Exercise instructions =
Starting with the first line, output the data exactly, through to the last line.

Page and application data records =
——
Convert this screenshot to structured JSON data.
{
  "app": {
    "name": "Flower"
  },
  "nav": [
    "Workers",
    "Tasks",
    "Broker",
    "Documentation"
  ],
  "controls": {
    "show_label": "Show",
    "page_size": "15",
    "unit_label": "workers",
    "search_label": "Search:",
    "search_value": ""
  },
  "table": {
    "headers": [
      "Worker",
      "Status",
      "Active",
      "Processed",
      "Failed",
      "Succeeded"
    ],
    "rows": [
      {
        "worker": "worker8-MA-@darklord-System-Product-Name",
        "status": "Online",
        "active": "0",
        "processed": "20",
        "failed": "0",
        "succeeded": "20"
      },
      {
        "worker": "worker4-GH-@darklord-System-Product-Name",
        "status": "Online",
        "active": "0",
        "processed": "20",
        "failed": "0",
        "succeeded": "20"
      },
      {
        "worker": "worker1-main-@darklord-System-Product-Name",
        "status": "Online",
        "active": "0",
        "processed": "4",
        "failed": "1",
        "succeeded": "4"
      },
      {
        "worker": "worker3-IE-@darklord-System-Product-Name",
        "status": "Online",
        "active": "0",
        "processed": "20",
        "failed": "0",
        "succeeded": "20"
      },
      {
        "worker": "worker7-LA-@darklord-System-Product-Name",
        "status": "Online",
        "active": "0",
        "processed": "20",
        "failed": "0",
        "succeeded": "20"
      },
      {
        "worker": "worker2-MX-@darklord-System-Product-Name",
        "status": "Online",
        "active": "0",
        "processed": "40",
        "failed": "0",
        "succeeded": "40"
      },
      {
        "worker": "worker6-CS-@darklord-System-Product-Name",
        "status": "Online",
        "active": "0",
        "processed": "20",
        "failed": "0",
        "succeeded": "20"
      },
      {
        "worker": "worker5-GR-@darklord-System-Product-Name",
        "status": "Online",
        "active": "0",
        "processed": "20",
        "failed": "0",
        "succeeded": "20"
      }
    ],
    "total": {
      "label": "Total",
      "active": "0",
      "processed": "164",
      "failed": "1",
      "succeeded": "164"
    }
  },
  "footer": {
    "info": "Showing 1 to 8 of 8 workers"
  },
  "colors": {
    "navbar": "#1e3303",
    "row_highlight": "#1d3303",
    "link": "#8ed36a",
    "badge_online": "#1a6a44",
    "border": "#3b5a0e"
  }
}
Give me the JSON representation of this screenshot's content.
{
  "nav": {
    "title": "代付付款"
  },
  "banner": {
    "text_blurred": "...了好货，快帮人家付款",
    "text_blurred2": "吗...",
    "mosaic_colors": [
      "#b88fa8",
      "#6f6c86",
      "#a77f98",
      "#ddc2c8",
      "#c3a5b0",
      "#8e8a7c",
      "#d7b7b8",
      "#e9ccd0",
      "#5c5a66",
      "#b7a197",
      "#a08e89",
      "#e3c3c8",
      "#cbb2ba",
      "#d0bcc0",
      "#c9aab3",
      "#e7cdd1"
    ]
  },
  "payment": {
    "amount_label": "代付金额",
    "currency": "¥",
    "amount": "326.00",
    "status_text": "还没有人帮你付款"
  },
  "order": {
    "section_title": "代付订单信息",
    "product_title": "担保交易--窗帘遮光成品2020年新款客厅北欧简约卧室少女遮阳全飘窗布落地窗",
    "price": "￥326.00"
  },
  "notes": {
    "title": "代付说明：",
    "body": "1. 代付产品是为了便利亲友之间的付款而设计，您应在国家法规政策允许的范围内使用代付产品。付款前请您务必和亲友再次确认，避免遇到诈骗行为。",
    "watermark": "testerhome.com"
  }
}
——
Response to the exercise =
Convert this screenshot to structured JSON data.
{
  "app": {
    "name": "Flower"
  },
  "nav": [
    "Workers",
    "Tasks",
    "Broker",
    "Documentation"
  ],
  "controls": {
    "show_label": "Show",
    "page_size": "15",
    "unit_label": "workers",
    "search_label": "Search:",
    "search_value": ""
  },
  "table": {
    "headers": [
      "Worker",
      "Status",
      "Active",
      "Processed",
      "Failed",
      "Succeeded"
    ],
    "rows": [
      {
        "worker": "worker8-MA-@darklord-System-Product-Name",
        "status": "Online",
        "active": "0",
        "processed": "20",
        "failed": "0",
        "succeeded": "20"
      },
      {
        "worker": "worker4-GH-@darklord-System-Product-Name",
        "status": "Online",
        "active": "0",
        "processed": "20",
        "failed": "0",
        "succeeded": "20"
      },
      {
        "worker": "worker1-main-@darklord-System-Product-Name",
        "status": "Online",
        "active": "0",
        "processed": "4",
        "failed": "1",
        "succeeded": "4"
      },
      {
        "worker": "worker3-IE-@darklord-System-Product-Name",
        "status": "Online",
        "active": "0",
        "processed": "20",
        "failed": "0",
        "succeeded": "20"
      },
      {
        "worker": "worker7-LA-@darklord-System-Product-Name",
        "status": "Online",
        "active": "0",
        "processed": "20",
        "failed": "0",
        "succeeded": "20"
      },
      {
        "worker": "worker2-MX-@darklord-System-Product-Name",
        "status": "Online",
        "active": "0",
        "processed": "40",
        "failed": "0",
        "succeeded": "40"
      },
      {
        "worker": "worker6-CS-@darklord-System-Product-Name",
        "status": "Online",
        "active": "0",
        "processed": "20",
        "failed": "0",
        "succeeded": "20"
      },
      {
        "worker": "worker5-GR-@darklord-System-Product-Name",
        "status": "Online",
        "active": "0",
        "processed": "20",
        "failed": "0",
        "succeeded": "20"
      }
    ],
    "total": {
      "label": "Total",
      "active": "0",
      "processed": "164",
      "failed": "1",
      "succeeded": "164"
    }
  },
  "footer": {
    "info": "Showing 1 to 8 of 8 workers"
  },
  "colors": {
    "navbar": "#1e3303",
    "row_highlight": "#1d3303",
    "link": "#8ed36a",
    "badge_online": "#1a6a44",
    "border": "#3b5a0e"
  }
}
Give me the JSON representation of this screenshot's content.
{
  "nav": {
    "title": "代付付款"
  },
  "banner": {
    "text_blurred": "...了好货，快帮人家付款",
    "text_blurred2": "吗...",
    "mosaic_colors": [
      "#b88fa8",
      "#6f6c86",
      "#a77f98",
      "#ddc2c8",
      "#c3a5b0",
      "#8e8a7c",
      "#d7b7b8",
      "#e9ccd0",
      "#5c5a66",
      "#b7a197",
      "#a08e89",
      "#e3c3c8",
      "#cbb2ba",
      "#d0bcc0",
      "#c9aab3",
      "#e7cdd1"
    ]
  },
  "payment": {
    "amount_label": "代付金额",
    "currency": "¥",
    "amount": "326.00",
    "status_text": "还没有人帮你付款"
  },
  "order": {
    "section_title": "代付订单信息",
    "product_title": "担保交易--窗帘遮光成品2020年新款客厅北欧简约卧室少女遮阳全飘窗布落地窗",
    "price": "￥326.00"
  },
  "notes": {
    "title": "代付说明：",
    "body": "1. 代付产品是为了便利亲友之间的付款而设计，您应在国家法规政策允许的范围内使用代付产品。付款前请您务必和亲友再次确认，避免遇到诈骗行为。",
    "watermark": "testerhome.com"
  }
}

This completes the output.